Pleasing as this was, the prospect of three and a half to four hours in the company of other people, in public was a bit daunting. She played through the prospective evening in her mind. Gelato: I've never had it, but I do enjoy most frozen desserts. One doesn't have to keep up a constant stream of small talk when one is eating. If the shop isn't too noisy or crowded, this part should be fairly undemanding. If it is unduly noisy, I can always steer us down toward the waterfront on our walk. That's normally quiet in the evenings, and the lights on the water are rather pretty. Has Marcella seen them yet? She has an intrepid nature, by all indications, but most young women don't go for long walks after dark without a specific destination in mind. Viviane's mind briefly flitted through the various dire warnings she'd been given regarding socializing with near-strangers, and brushed them aside. An apartment-dwelling young woman with a roommate and no car has a vanishingly small chance of turning out to be a serial killer or kidnapper, she reflected, amused. If nothing else, where would she put her victims? You'd think even an exceptionally tolerant roommate would draw the line at dead bodies or trussed-up hostages littering the place. Viviane giggled a little at the mental image of Marcella's attempt to play innocent as her nameless, faceless, gluten-intolerant roommate berated her for hiding a corpse behind the living-room sofa.

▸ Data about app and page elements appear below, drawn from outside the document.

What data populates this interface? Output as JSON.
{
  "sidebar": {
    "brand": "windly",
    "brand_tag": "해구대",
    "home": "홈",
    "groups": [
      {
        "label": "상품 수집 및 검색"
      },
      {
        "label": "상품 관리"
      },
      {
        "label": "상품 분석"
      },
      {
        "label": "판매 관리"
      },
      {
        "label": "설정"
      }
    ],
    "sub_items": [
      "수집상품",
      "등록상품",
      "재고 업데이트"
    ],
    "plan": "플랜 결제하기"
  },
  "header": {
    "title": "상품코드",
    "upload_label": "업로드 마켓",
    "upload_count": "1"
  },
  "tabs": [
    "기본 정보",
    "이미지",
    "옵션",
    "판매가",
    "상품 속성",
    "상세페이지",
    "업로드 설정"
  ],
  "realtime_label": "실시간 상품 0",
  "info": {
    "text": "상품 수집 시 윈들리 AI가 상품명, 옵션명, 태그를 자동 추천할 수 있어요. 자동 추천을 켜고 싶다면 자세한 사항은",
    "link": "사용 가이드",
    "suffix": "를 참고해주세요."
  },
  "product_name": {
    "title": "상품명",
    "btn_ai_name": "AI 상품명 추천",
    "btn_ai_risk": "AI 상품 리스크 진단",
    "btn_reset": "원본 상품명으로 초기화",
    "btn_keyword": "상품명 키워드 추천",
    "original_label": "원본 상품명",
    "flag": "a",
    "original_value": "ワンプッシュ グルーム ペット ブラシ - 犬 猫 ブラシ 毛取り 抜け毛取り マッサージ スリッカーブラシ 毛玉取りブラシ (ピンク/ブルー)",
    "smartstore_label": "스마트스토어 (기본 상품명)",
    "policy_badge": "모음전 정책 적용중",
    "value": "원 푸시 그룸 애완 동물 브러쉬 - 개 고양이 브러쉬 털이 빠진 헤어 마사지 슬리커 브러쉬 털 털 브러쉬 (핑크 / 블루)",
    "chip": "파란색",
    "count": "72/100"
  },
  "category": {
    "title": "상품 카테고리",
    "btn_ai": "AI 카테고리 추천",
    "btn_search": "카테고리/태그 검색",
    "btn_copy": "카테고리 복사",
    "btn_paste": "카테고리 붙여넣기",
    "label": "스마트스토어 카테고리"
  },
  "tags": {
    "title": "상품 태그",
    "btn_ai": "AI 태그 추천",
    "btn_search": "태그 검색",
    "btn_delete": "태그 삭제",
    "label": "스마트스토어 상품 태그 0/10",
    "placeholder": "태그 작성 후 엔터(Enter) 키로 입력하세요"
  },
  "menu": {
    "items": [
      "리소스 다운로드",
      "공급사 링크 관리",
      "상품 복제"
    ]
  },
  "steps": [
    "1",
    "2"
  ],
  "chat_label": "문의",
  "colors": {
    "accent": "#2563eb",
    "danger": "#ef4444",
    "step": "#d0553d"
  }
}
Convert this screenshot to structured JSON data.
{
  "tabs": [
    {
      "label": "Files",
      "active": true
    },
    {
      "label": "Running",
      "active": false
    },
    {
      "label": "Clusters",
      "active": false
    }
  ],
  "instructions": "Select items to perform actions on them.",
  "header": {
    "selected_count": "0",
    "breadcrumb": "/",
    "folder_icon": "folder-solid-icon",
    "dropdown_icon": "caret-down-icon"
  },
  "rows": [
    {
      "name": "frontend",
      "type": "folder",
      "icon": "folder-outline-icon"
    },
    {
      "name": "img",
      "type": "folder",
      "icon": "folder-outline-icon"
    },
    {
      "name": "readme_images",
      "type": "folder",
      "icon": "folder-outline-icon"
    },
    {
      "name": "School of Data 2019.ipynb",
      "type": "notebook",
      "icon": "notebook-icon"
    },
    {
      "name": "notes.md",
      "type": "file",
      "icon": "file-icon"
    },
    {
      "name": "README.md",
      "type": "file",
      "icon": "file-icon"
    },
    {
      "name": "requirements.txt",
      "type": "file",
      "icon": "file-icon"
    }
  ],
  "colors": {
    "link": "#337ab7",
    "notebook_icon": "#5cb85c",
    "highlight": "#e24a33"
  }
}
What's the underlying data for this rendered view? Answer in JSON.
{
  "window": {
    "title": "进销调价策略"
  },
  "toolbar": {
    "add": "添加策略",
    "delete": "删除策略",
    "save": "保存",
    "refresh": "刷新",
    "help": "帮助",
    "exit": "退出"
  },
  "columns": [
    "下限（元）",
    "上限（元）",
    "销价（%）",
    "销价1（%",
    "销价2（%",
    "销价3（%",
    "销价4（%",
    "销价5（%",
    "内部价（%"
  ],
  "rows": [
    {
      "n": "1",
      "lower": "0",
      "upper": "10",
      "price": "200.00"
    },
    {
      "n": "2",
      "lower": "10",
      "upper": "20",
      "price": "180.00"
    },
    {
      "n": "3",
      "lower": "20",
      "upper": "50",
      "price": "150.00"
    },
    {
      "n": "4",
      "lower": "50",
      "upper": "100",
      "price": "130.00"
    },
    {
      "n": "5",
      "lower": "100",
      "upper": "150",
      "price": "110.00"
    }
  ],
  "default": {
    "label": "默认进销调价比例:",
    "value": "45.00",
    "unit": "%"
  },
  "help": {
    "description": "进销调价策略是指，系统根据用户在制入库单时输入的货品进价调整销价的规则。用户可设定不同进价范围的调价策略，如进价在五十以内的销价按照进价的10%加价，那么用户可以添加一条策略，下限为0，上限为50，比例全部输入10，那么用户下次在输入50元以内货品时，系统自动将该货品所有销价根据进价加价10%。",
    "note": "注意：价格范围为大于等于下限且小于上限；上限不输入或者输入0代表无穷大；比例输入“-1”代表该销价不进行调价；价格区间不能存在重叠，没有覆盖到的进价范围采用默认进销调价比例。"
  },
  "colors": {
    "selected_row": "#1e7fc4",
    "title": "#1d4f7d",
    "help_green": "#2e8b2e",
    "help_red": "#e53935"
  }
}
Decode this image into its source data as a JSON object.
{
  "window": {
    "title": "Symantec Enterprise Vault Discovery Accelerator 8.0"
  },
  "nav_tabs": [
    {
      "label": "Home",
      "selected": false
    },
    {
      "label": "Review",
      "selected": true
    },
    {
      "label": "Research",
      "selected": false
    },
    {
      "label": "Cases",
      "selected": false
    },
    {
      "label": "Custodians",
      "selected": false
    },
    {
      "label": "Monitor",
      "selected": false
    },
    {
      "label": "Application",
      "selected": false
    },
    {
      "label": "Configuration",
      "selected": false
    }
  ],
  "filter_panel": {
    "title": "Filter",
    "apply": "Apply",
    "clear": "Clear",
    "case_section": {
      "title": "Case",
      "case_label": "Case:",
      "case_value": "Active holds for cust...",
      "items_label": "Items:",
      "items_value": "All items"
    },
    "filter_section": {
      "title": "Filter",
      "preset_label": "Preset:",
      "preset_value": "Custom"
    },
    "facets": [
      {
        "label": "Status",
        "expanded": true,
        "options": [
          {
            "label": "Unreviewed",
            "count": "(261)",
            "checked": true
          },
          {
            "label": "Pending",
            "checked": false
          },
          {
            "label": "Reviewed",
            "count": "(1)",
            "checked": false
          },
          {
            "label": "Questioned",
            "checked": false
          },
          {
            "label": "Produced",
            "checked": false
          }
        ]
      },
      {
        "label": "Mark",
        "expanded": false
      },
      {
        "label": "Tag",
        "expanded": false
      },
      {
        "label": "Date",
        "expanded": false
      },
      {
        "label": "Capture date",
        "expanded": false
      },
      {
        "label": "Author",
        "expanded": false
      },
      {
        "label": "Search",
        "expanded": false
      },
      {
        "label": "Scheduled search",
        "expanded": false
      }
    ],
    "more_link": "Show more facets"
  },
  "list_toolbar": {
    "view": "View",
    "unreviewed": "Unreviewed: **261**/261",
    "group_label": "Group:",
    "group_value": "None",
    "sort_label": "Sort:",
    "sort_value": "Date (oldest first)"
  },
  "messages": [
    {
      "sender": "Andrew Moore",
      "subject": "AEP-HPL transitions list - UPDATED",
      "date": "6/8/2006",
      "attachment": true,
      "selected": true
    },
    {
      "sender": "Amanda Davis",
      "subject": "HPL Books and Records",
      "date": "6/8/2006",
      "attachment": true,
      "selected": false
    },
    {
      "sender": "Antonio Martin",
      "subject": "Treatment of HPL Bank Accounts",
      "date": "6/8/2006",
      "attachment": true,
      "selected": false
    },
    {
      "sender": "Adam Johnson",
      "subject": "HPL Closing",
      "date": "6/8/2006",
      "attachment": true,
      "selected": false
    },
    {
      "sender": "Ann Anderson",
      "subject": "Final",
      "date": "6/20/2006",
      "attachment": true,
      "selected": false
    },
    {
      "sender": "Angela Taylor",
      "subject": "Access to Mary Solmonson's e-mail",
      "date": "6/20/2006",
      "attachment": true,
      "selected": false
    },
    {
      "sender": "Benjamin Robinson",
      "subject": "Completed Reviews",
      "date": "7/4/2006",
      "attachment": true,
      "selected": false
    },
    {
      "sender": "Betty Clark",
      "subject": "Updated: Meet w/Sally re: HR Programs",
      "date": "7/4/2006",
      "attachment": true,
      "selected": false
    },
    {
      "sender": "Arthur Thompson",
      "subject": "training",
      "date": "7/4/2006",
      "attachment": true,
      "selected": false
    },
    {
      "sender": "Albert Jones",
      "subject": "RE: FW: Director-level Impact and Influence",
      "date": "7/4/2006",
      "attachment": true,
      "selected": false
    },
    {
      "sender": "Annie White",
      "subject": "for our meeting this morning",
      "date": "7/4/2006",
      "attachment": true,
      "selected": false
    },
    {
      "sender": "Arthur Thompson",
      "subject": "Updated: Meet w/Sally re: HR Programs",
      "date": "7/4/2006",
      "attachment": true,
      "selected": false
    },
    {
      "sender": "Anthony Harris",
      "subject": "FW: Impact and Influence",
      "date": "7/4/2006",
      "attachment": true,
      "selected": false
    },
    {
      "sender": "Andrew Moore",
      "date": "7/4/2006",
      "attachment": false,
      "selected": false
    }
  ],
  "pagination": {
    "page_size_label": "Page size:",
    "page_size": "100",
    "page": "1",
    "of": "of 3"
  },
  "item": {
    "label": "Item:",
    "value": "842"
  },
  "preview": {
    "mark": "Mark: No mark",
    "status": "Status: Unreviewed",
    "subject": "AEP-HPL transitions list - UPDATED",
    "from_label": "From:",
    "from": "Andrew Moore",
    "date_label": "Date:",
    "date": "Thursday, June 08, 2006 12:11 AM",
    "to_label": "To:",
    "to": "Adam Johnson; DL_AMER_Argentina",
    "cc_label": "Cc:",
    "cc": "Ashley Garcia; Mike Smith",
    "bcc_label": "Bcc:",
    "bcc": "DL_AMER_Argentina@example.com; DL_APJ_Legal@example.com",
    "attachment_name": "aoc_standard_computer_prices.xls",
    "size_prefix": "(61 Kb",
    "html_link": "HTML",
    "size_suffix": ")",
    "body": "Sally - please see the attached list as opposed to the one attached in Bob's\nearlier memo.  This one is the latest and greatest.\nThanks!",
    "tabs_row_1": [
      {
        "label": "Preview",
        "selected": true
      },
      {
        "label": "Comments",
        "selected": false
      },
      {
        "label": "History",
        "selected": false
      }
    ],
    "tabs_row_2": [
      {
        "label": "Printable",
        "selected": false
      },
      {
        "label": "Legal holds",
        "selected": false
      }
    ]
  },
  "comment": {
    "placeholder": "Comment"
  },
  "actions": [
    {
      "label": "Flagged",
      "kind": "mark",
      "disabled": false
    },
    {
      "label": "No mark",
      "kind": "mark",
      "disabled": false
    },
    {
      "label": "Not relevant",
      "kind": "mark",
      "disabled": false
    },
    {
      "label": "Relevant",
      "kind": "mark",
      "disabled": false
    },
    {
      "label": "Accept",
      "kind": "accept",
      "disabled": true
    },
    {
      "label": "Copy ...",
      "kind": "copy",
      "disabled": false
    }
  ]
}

The concert itself didn't pose too many potential problems. All one had to do was sit, listen, and appreciate or make snarky internal commentary in one's head, depending on the quality of the performance. Viviane's only worry was the potential size and density of the crowd. Marcella had claimed that there was usually “plenty of breathing room,” but Viviane had no idea if this Friday would be one of the exceptions, or what Marcella's standards of adequacy were in this context. Marcella was a rather smaller person than Viviane was, and by all indications rather more at ease around other life forms. Well, there was nothing for it. Viviane had managed to keep herself together in packed lecture halls, and even the full turnout of the Bellehaven Schubert Appreciation Society couldn't be worse than that.
All that remained was to plot out the route to Paradiso, decide what to wear, and make a list of a few potential conversational topics. Viviane was normally confident in her ability to think on her feet, but sustained polite conversation is not the sort of thing one wants to walk into completely unprepared.